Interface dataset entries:

■ ■ ■ ■ ■

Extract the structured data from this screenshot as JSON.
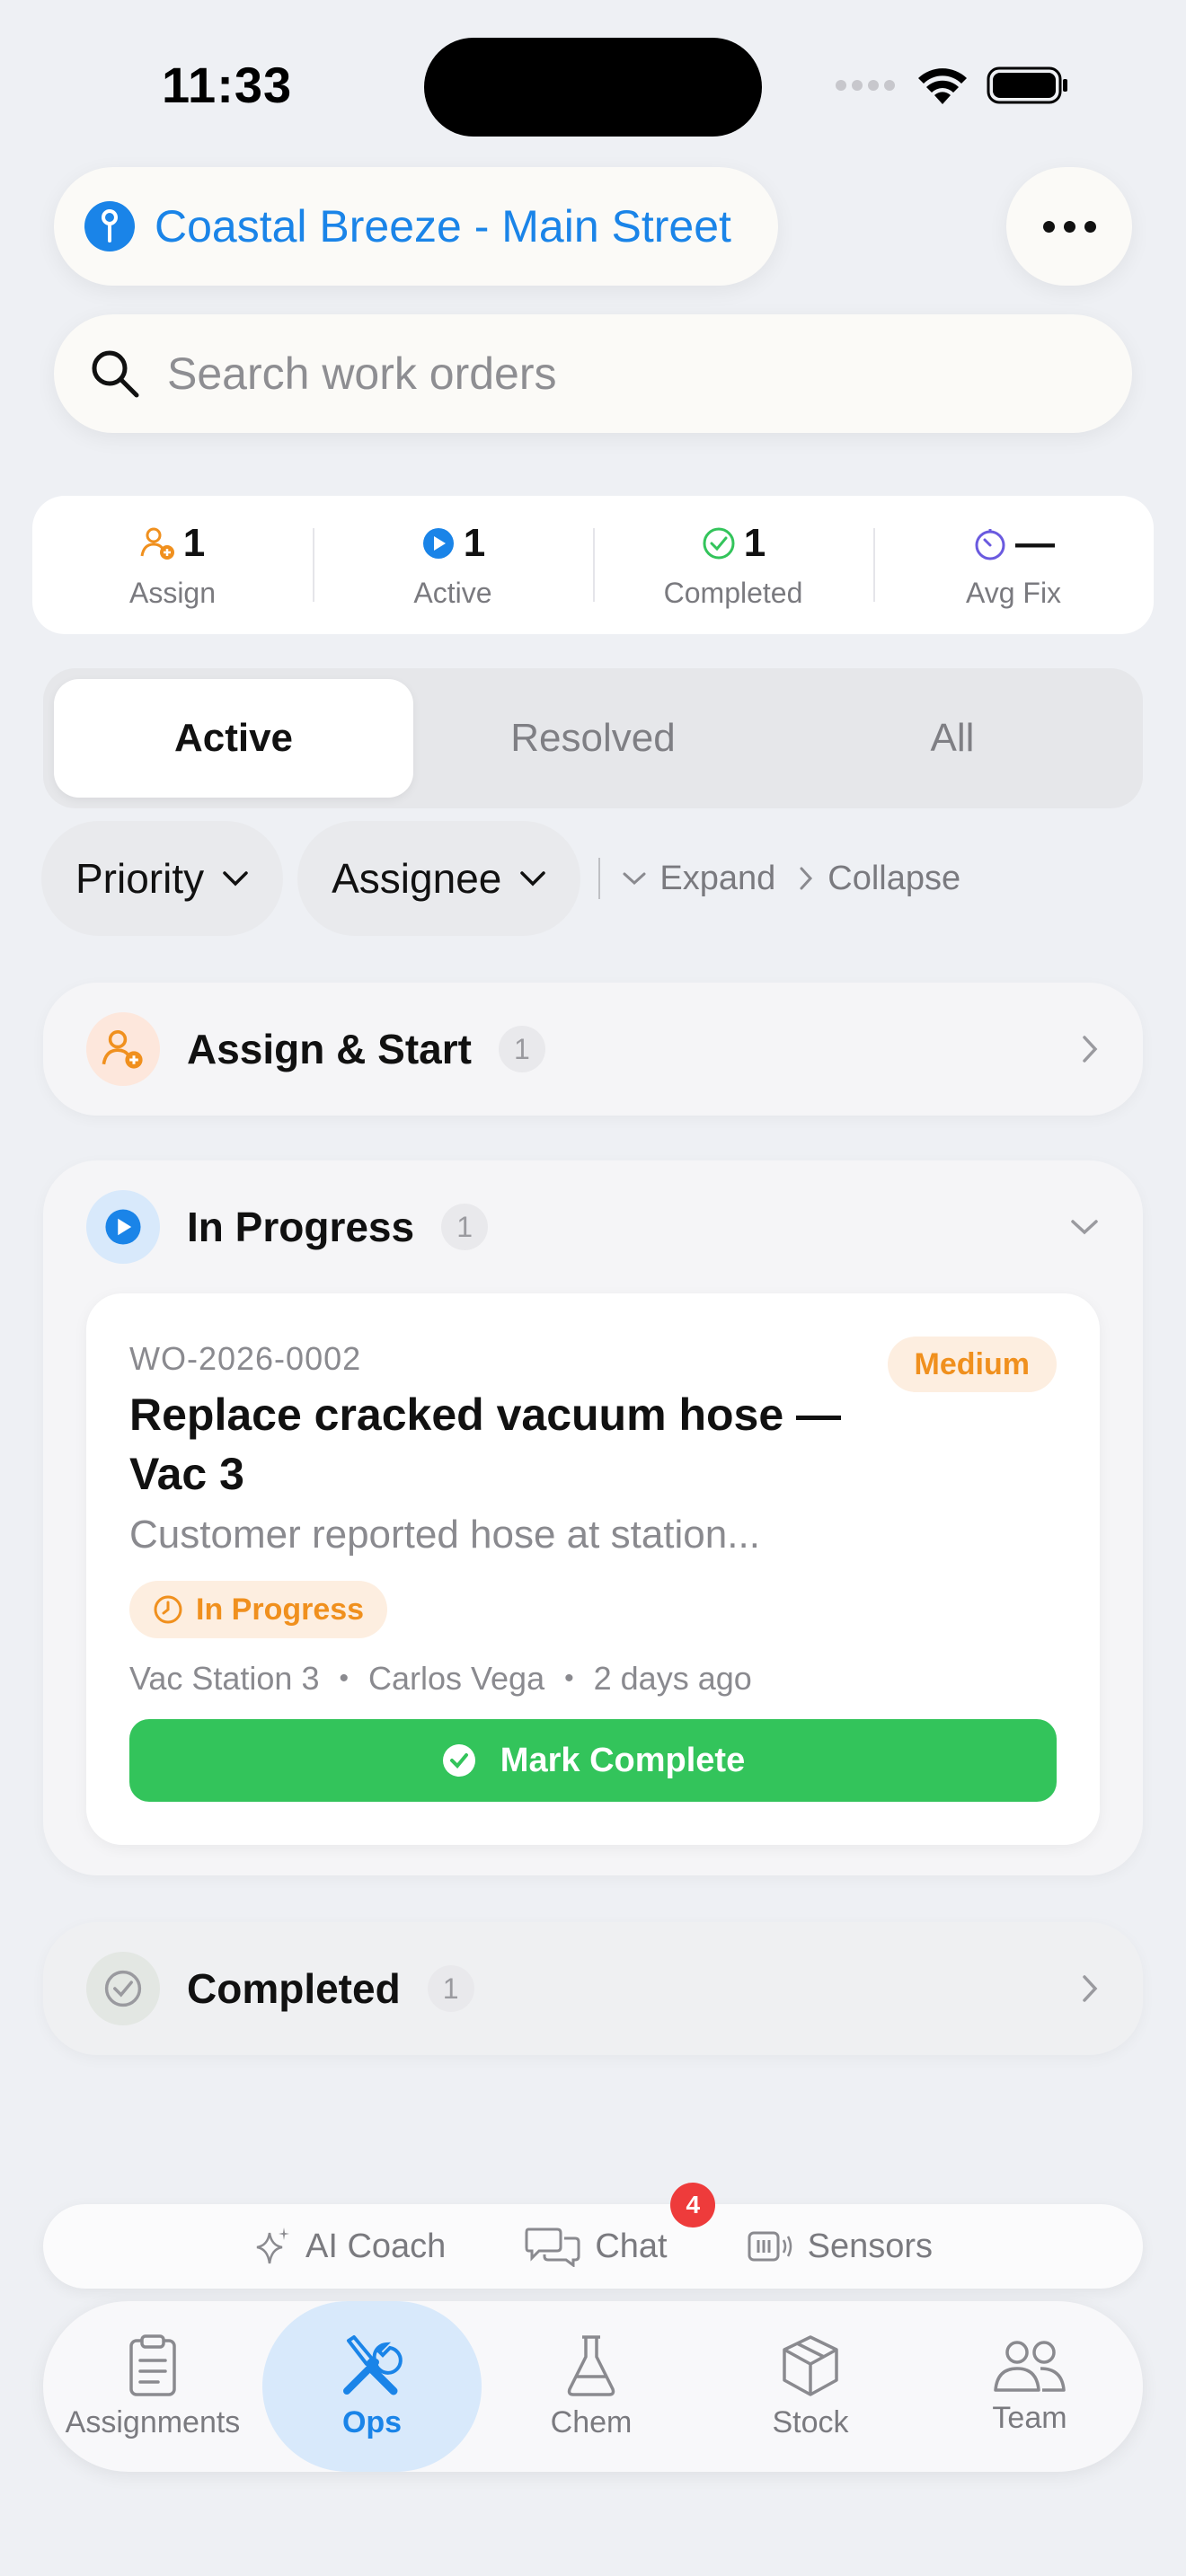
{
  "status_bar": {
    "time": "11:33"
  },
  "location": {
    "name": "Coastal Breeze - Main Street"
  },
  "search": {
    "placeholder": "Search work orders"
  },
  "stats": [
    {
      "value": "1",
      "label": "Assign"
    },
    {
      "value": "1",
      "label": "Active"
    },
    {
      "value": "1",
      "label": "Completed"
    },
    {
      "value": "—",
      "label": "Avg Fix"
    }
  ],
  "segments": {
    "items": [
      "Active",
      "Resolved",
      "All"
    ],
    "selected": "Active"
  },
  "filters": {
    "priority": "Priority",
    "assignee": "Assignee",
    "expand": "Expand",
    "collapse": "Collapse"
  },
  "groups": {
    "assign": {
      "title": "Assign & Start",
      "count": "1"
    },
    "progress": {
      "title": "In Progress",
      "count": "1"
    },
    "completed": {
      "title": "Completed",
      "count": "1"
    }
  },
  "work_order": {
    "id": "WO-2026-0002",
    "priority": "Medium",
    "title": "Replace cracked vacuum hose — Vac 3",
    "description": "Customer reported hose at station...",
    "status": "In Progress",
    "location": "Vac Station 3",
    "assignee": "Carlos Vega",
    "age": "2 days ago",
    "action": "Mark Complete"
  },
  "assist_bar": {
    "coach": "AI Coach",
    "chat": "Chat",
    "chat_badge": "4",
    "sensors": "Sensors"
  },
  "tabs": [
    {
      "label": "Assignments",
      "icon": "clipboard-icon"
    },
    {
      "label": "Ops",
      "icon": "wrench-screwdriver-icon"
    },
    {
      "label": "Chem",
      "icon": "flask-icon"
    },
    {
      "label": "Stock",
      "icon": "box-icon"
    },
    {
      "label": "Team",
      "icon": "people-icon"
    }
  ],
  "colors": {
    "accent": "#1a84e8",
    "success": "#33c45b",
    "warning": "#f0901e",
    "badge": "#ee3b3b"
  }
}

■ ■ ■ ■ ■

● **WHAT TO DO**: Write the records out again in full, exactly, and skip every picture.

● **EXERCISE ANSWER**:
Extract the structured data from this screenshot as JSON.
{
  "status_bar": {
    "time": "11:33"
  },
  "location": {
    "name": "Coastal Breeze - Main Street"
  },
  "search": {
    "placeholder": "Search work orders"
  },
  "stats": [
    {
      "value": "1",
      "label": "Assign"
    },
    {
      "value": "1",
      "label": "Active"
    },
    {
      "value": "1",
      "label": "Completed"
    },
    {
      "value": "—",
      "label": "Avg Fix"
    }
  ],
  "segments": {
    "items": [
      "Active",
      "Resolved",
      "All"
    ],
    "selected": "Active"
  },
  "filters": {
    "priority": "Priority",
    "assignee": "Assignee",
    "expand": "Expand",
    "collapse": "Collapse"
  },
  "groups": {
    "assign": {
      "title": "Assign & Start",
      "count": "1"
    },
    "progress": {
      "title": "In Progress",
      "count": "1"
    },
    "completed": {
      "title": "Completed",
      "count": "1"
    }
  },
  "work_order": {
    "id": "WO-2026-0002",
    "priority": "Medium",
    "title": "Replace cracked vacuum hose — Vac 3",
    "description": "Customer reported hose at station...",
    "status": "In Progress",
    "location": "Vac Station 3",
    "assignee": "Carlos Vega",
    "age": "2 days ago",
    "action": "Mark Complete"
  },
  "assist_bar": {
    "coach": "AI Coach",
    "chat": "Chat",
    "chat_badge": "4",
    "sensors": "Sensors"
  },
  "tabs": [
    {
      "label": "Assignments",
      "icon": "clipboard-icon"
    },
    {
      "label": "Ops",
      "icon": "wrench-screwdriver-icon"
    },
    {
      "label": "Chem",
      "icon": "flask-icon"
    },
    {
      "label": "Stock",
      "icon": "box-icon"
    },
    {
      "label": "Team",
      "icon": "people-icon"
    }
  ],
  "colors": {
    "accent": "#1a84e8",
    "success": "#33c45b",
    "warning": "#f0901e",
    "badge": "#ee3b3b"
  }
}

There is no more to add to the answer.